** THE TASK **
Which of the lines below holds the string "name"? Copy every line that does.

** DATA TO PROCESS **
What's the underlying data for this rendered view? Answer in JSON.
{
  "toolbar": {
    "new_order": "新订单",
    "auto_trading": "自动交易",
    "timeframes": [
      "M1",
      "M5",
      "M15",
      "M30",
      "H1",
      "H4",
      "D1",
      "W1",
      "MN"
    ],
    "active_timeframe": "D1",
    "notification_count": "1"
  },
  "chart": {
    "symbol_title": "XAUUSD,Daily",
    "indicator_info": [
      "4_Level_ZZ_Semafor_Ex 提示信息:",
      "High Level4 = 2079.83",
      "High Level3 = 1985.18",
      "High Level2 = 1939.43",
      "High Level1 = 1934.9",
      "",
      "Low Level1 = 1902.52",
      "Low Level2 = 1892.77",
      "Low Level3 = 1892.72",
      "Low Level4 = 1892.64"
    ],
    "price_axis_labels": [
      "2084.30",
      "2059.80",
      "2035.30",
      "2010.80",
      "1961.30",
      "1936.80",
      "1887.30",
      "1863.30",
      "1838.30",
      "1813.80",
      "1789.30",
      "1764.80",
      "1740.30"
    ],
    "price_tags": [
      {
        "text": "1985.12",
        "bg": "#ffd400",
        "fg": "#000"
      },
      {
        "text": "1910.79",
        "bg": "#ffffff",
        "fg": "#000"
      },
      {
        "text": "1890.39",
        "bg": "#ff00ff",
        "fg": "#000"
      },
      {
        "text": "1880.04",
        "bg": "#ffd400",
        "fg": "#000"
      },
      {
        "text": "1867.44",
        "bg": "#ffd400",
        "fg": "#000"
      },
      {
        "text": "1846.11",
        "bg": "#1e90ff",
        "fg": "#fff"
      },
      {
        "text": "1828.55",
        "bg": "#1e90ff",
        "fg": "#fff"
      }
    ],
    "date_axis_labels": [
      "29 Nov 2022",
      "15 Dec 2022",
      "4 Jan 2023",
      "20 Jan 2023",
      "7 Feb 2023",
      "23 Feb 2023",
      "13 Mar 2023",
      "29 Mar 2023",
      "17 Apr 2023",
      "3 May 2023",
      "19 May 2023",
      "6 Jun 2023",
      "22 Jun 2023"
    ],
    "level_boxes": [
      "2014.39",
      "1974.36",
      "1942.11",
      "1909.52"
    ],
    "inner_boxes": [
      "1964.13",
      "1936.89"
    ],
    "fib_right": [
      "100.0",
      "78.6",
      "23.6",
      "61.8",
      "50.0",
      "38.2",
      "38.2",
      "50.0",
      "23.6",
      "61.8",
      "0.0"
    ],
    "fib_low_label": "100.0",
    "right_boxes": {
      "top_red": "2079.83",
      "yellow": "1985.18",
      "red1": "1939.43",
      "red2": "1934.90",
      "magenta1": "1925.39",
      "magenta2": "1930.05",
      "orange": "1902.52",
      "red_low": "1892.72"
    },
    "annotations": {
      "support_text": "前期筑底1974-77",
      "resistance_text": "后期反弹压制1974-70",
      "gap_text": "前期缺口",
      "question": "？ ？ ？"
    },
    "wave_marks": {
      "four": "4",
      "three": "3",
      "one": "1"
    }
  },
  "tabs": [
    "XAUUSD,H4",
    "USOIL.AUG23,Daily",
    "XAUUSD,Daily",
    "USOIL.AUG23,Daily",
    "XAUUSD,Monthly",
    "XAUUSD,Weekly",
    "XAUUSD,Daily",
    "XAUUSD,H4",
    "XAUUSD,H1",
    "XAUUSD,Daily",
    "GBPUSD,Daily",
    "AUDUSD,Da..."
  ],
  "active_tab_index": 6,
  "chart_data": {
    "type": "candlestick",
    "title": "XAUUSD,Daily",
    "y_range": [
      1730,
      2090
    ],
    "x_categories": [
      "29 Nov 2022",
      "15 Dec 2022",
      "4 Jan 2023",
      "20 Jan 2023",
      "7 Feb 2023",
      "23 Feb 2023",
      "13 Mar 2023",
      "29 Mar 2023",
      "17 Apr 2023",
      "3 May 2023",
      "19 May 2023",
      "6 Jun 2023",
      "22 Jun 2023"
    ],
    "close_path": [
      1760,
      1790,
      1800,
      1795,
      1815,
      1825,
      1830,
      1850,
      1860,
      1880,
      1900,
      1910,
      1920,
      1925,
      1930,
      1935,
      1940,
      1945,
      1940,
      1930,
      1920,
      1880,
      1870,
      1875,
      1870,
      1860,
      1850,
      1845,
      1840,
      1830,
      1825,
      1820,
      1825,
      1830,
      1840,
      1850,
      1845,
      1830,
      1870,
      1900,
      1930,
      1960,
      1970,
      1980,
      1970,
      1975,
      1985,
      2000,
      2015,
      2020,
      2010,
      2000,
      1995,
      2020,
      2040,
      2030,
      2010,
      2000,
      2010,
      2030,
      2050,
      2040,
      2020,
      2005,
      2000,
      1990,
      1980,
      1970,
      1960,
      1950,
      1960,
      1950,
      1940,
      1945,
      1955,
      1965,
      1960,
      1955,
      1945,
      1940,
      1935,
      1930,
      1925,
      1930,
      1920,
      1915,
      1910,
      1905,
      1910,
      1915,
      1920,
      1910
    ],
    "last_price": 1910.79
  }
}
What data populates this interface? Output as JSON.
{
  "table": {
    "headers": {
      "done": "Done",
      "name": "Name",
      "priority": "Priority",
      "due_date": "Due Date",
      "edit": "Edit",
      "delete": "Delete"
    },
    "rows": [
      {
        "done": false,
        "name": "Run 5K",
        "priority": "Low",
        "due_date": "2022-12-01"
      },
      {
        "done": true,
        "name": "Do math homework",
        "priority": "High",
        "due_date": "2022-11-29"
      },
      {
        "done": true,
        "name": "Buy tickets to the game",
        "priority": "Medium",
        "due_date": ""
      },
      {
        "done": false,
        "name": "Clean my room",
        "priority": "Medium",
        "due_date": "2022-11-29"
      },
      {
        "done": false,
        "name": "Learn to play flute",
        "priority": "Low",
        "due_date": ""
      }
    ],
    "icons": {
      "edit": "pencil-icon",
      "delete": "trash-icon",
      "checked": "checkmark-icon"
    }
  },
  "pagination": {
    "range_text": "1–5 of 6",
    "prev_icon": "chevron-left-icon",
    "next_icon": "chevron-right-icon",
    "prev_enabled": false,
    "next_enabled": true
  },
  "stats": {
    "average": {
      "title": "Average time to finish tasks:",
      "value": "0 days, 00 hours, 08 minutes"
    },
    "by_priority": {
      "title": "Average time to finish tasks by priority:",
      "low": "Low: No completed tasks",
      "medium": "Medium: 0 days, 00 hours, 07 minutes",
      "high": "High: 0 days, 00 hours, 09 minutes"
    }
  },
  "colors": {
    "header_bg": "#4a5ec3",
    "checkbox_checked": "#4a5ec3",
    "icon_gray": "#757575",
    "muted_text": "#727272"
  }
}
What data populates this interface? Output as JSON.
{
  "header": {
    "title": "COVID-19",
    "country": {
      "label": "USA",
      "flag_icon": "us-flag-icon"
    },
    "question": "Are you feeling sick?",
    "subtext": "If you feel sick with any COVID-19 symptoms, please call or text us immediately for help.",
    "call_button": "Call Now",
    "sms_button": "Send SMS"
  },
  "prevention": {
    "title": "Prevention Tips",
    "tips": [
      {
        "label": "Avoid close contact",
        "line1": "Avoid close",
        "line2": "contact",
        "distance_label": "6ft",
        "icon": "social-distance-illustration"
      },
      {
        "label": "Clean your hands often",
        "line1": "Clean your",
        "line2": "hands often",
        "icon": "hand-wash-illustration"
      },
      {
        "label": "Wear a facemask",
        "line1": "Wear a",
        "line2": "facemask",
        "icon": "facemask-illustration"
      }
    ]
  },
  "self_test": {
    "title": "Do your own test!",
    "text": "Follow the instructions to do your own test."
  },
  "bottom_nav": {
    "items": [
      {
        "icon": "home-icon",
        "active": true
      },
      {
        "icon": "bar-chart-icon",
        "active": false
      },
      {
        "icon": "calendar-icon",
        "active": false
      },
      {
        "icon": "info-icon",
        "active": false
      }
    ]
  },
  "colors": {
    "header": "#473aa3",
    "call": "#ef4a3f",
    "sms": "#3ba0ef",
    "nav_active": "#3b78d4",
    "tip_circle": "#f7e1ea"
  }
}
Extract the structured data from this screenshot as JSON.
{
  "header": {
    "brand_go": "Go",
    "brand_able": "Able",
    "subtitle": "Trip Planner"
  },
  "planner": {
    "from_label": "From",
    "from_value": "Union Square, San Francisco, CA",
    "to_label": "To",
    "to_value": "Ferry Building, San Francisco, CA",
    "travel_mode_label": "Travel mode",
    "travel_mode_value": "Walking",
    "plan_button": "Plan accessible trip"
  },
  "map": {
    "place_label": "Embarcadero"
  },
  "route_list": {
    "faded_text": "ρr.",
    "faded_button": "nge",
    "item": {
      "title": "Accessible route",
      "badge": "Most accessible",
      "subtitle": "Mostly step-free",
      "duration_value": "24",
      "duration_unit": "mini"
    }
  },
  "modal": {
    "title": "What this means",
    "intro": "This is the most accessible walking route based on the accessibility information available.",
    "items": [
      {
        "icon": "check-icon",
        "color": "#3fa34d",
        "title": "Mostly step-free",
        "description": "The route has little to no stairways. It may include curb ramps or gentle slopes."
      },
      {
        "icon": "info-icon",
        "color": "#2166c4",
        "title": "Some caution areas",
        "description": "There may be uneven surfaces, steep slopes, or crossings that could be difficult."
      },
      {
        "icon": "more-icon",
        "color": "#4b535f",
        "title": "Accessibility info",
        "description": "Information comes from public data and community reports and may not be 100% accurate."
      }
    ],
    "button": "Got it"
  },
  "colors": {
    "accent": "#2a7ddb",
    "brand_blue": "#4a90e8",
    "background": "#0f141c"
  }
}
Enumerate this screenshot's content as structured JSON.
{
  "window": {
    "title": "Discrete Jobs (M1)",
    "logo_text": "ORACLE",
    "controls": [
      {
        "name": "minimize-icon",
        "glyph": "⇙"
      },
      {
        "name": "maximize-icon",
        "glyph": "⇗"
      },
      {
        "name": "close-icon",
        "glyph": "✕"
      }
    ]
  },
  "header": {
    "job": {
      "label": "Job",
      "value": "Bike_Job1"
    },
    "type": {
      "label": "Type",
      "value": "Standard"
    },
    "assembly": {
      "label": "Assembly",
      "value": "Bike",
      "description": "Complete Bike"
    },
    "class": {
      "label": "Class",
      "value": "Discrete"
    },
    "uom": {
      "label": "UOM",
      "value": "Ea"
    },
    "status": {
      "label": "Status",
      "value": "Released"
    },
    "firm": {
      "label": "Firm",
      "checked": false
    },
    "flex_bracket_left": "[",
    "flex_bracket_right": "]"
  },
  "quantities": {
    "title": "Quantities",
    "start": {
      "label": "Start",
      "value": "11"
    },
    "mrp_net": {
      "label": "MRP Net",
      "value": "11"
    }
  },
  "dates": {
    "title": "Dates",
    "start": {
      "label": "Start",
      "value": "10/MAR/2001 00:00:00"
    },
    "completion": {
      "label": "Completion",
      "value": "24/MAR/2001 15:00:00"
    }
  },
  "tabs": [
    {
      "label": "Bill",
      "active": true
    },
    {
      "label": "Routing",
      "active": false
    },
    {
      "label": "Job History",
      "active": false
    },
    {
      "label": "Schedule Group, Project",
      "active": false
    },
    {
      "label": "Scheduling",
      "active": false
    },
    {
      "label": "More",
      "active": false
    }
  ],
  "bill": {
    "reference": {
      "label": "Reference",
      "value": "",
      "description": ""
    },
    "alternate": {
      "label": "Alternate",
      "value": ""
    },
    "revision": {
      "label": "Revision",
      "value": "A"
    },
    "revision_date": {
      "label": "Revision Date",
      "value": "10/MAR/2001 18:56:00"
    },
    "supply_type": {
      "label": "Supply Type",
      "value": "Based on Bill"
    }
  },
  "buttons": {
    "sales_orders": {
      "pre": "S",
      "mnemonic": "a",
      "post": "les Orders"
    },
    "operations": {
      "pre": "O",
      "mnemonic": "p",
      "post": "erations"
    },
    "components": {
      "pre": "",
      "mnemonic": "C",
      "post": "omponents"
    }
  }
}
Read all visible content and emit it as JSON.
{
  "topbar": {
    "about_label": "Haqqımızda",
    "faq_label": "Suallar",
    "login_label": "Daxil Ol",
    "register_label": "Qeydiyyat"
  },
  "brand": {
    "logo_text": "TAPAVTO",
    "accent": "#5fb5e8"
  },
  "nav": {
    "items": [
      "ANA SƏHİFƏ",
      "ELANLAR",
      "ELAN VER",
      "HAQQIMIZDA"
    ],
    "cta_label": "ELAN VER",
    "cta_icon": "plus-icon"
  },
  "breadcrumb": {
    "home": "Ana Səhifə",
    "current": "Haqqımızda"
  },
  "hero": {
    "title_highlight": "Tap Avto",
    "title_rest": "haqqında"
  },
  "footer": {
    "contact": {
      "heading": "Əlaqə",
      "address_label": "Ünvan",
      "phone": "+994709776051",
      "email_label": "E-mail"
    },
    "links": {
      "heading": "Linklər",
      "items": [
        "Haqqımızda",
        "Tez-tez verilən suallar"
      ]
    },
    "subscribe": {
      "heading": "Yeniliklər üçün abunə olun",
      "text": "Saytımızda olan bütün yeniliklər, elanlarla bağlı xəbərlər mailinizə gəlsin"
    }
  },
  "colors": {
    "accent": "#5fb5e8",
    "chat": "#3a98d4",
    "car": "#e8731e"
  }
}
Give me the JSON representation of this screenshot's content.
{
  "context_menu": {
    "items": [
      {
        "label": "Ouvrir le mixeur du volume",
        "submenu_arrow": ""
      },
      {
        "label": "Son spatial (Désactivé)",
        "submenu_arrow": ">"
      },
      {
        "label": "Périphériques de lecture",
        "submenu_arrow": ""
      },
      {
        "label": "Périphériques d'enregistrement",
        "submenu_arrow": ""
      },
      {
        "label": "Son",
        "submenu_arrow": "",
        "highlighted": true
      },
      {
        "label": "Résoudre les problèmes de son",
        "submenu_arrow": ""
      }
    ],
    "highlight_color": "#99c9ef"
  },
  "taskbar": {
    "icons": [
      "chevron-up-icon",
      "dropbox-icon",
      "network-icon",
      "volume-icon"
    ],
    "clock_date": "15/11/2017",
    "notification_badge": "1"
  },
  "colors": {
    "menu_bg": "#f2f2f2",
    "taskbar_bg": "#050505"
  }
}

** EXPECTED ANSWER **
      "name": "Name",
        "name": "Run 5K",
        "name": "Do math homework",
        "name": "Buy tickets to the game",
        "name": "Clean my room",
        "name": "Learn to play flute",
        "name": "minimize-icon",
        "name": "maximize-icon",
        "name": "close-icon",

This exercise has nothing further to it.